### TASK REQUIREMENTS
Scan the listing for the word "this", and copy out each line where it is found.
(GIVEN DATA)
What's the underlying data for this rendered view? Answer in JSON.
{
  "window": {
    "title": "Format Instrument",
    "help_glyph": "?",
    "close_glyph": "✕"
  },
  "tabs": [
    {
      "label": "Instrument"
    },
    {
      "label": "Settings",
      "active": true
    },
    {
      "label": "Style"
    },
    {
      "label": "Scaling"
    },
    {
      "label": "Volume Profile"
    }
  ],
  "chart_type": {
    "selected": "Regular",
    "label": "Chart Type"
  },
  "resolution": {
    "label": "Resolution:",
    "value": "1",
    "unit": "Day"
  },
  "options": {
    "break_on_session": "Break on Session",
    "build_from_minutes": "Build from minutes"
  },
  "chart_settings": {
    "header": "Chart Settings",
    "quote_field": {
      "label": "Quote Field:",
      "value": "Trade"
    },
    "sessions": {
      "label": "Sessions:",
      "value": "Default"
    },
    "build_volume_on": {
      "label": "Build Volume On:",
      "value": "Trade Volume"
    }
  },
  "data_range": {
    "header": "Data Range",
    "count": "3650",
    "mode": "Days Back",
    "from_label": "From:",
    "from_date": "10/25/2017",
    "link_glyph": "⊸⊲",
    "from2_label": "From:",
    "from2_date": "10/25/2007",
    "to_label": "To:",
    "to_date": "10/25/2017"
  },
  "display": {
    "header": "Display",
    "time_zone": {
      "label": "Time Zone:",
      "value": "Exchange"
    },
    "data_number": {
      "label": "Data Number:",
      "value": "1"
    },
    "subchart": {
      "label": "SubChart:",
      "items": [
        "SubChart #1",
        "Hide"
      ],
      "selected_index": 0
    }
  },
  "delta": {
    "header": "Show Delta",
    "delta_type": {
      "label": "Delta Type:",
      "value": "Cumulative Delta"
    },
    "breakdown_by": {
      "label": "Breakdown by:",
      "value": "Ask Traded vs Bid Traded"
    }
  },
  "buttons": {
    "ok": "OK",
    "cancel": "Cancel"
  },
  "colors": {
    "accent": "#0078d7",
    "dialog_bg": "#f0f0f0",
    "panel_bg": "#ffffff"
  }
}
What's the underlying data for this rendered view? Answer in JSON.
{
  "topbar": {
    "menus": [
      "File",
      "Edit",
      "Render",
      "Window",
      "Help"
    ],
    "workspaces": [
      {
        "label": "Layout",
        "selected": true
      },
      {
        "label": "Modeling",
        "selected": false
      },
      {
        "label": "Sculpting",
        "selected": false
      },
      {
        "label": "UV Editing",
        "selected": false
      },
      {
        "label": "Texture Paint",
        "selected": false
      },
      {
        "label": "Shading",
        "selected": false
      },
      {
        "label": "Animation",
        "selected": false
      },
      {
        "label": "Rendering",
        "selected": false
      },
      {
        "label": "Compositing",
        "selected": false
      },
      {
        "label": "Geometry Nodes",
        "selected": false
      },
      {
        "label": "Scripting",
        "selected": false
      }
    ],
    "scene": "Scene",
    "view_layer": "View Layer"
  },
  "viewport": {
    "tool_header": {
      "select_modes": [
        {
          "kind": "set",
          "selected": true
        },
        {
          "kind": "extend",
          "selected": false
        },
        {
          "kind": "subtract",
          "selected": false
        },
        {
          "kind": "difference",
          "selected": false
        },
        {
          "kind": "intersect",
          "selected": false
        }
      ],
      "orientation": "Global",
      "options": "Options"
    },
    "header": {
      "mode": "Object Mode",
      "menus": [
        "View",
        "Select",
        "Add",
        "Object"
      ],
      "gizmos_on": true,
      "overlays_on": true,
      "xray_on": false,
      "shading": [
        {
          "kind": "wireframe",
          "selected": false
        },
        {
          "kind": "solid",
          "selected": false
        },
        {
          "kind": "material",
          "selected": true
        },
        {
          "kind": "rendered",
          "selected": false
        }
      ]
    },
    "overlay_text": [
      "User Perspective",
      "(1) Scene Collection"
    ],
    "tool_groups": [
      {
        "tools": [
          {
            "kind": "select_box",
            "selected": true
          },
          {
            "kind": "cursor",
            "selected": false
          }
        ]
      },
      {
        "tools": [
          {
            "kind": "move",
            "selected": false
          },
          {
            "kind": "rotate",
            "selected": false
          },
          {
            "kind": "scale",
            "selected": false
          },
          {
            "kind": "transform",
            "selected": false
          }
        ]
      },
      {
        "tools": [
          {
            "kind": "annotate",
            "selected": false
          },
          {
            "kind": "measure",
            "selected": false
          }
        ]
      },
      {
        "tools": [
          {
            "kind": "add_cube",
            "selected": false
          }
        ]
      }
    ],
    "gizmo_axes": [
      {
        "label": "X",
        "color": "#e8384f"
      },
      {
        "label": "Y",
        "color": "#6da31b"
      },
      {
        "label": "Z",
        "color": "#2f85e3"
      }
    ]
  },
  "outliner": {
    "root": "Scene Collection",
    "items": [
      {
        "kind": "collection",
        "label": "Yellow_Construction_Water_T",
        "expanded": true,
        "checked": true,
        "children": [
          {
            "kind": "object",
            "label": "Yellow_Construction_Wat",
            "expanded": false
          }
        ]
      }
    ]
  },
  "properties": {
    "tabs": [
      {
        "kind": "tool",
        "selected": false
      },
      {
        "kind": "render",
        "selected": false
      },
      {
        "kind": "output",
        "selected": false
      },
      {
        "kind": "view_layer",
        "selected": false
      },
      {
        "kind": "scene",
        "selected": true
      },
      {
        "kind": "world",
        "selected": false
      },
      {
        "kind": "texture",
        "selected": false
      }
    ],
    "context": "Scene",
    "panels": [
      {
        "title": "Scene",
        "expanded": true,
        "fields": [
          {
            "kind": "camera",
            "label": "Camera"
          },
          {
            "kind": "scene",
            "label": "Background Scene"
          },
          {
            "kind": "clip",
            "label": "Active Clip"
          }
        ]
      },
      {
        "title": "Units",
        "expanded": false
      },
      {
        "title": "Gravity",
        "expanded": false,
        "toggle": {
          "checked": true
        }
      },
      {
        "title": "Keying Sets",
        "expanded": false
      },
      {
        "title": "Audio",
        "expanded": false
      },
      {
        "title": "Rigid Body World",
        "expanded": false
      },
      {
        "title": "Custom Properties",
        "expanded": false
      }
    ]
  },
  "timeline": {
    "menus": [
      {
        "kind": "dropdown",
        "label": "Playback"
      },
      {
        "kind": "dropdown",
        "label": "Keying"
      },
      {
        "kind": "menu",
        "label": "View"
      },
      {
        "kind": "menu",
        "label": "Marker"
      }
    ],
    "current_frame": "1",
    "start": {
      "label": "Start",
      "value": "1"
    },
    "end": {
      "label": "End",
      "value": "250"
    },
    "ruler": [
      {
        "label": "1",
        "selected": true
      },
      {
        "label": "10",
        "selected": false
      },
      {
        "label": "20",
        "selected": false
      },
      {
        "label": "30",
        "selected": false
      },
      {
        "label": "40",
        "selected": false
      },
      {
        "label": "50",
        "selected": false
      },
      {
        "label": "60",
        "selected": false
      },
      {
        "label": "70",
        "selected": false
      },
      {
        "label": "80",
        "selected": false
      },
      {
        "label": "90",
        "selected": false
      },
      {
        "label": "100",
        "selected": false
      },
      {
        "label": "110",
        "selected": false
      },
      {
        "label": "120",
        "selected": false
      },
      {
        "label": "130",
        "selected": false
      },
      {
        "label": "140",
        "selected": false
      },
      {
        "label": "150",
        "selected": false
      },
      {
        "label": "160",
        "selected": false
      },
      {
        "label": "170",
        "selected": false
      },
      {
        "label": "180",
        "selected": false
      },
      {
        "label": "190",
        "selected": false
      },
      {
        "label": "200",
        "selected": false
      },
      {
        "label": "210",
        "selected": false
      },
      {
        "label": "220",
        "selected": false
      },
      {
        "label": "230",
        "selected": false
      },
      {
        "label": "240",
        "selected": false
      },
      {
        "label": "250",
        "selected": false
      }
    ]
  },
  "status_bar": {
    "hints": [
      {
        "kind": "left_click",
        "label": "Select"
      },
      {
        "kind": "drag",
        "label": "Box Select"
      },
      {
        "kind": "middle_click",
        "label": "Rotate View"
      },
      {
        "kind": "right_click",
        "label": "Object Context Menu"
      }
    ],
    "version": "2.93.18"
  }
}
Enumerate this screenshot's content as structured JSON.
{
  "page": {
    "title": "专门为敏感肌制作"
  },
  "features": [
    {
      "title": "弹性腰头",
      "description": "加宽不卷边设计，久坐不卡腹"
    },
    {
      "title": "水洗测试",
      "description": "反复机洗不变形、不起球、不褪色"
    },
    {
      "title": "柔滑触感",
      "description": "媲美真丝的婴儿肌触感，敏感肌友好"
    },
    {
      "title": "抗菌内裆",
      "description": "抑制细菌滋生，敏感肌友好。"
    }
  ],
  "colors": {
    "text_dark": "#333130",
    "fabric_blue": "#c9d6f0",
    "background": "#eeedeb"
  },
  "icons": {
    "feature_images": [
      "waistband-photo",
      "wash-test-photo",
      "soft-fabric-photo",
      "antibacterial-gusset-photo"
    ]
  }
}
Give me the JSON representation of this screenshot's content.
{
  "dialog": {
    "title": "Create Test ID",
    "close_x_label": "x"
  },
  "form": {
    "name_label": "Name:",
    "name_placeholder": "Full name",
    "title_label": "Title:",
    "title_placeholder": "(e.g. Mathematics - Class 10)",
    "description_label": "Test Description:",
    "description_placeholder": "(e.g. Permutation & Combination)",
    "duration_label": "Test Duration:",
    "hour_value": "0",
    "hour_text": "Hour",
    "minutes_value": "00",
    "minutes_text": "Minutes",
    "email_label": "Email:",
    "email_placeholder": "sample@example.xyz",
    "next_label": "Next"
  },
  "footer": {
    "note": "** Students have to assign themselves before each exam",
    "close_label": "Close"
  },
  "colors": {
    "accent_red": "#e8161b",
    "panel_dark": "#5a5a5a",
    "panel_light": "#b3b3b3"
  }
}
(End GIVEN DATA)
### RESPONSE TO THE EXERCISE
What's the underlying data for this rendered view? Answer in JSON.
What's the underlying data for this rendered view? Answer in JSON.
Enumerate this screenshot's content as structured JSON.
Give me the JSON representation of this screenshot's content.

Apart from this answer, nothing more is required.